For now, it’s all about Kelly. If he proves to be a master evaluator of talent, the Eagles will load up and flourish under the new setup. But if he’s got too much on his plate and is ill-equipped to make personnel decisions, the ship will sink. And it will sink under his direction.

Your question can be the topic of the morning post. Simply leave one in the comments section, on Twitter (@Tim_McManus and @SheilKapadia), via e-mail (tmcmanus@phillymag.com and skapadia@phillymag.com) or on Facebook. We’ll choose one each day and answer it.

We’ll go through the questions once a month and randomly select a reader for a free Birds 24/7 t-shirt.


Notes on Tom Gamble, LeSean McCoy and a hilarious take on the Eagles’ new power structure.

“It’s something I can’t control.” Nick Foles talks Marcus Mariota, trade rumors and more.

What they’re saying about Marynowitz.

T-Mac explains what the Eagles and Patriots have in common with the Marynowitz hire.

Mock drafts, top-50 lists and more.

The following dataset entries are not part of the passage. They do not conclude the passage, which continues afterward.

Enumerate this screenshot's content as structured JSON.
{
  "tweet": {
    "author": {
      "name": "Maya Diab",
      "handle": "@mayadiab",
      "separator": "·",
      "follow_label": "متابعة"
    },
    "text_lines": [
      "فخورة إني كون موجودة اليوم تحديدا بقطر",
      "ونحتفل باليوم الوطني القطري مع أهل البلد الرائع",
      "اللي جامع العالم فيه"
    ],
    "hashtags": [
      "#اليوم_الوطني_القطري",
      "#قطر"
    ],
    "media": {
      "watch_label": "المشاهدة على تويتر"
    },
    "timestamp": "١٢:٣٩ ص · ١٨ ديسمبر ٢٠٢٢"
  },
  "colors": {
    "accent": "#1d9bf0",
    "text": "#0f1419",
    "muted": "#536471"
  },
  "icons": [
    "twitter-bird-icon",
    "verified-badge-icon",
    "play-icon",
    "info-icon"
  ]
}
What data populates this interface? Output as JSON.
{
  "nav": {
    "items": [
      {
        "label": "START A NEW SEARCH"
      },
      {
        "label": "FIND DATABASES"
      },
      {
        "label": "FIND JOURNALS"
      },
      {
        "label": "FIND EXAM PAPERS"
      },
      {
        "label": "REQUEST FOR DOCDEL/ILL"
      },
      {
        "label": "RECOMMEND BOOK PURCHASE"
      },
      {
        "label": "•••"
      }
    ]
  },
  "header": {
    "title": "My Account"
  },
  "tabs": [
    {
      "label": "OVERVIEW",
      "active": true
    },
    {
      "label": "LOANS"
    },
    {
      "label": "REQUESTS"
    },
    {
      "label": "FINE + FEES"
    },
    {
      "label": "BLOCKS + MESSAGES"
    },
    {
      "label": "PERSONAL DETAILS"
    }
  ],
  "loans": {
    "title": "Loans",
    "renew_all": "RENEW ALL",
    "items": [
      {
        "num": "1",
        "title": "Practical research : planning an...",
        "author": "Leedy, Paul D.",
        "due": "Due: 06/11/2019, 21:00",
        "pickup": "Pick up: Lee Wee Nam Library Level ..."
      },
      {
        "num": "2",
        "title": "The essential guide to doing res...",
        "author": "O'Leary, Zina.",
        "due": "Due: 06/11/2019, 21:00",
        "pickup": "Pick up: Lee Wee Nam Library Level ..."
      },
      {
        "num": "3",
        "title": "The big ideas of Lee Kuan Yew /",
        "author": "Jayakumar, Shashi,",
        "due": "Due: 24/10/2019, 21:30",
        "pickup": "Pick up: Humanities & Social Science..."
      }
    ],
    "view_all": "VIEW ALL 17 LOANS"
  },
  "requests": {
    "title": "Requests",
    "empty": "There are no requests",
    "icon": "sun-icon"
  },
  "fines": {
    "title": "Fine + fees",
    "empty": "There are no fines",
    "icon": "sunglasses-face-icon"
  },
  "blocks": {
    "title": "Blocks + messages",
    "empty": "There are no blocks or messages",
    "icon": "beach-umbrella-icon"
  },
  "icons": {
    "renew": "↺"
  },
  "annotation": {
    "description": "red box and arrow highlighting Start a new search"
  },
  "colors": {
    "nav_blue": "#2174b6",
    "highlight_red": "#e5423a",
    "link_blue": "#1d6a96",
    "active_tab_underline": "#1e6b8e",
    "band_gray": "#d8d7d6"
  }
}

Intern Tucker rounds up the latest draft buzz.

Tony Dungy compares Mariota to Aaron Rodgers.


Paul Domowitch of the Daily News looks at the possibility that the Eagles part ways with McCoy:

While the run game is a key element of Kelly’s offense, he, like a growing number of other NFL coaches, might feel he can find a younger, cheaper replacement(s) in the draft.

Take a look at the leading rushers for this year’s 12 playoff teams. The Seahawks’ Marshawn Lynch is the only back with a salary-cap number above $5 million ($8M). The leading rushers for nine of the 12 playoff teams had a cap number under $2 million.

And this year’s draft is supposed to be especially rich and deep in running backs.

Jimmy Kempski of the Philly Voice looks at the Foles/Rams rumor:

If you’re the Rams, are you trading a valuable asset for a player who is scheduled to become a free agent at the end of the season … to ‘compete’ for the starting job? And if you’re Nick Foles, what incentive do you have to sign a modest multi-year deal with no guarantee that you’re going to start? A contract extension, in the event of a trade, would seemingly be difficult to work out. And if in the best case scenario for the Rams, Foles wins the starting job and plays well during the season, they’d be left with a decision of whether or not to pay an “up and down”player like Foles like a top 10 QB before he hits the open market.

The Rams need a QB, and the Eagles seemingly would covet a rookie who formerly played under Chip Kelly in college. In that regard, a trade of Nick Foles to the Rams makes some sense. But when you drill down, it doesn’t seem very likely.


We’ll have three Eagles numbers that matter and more.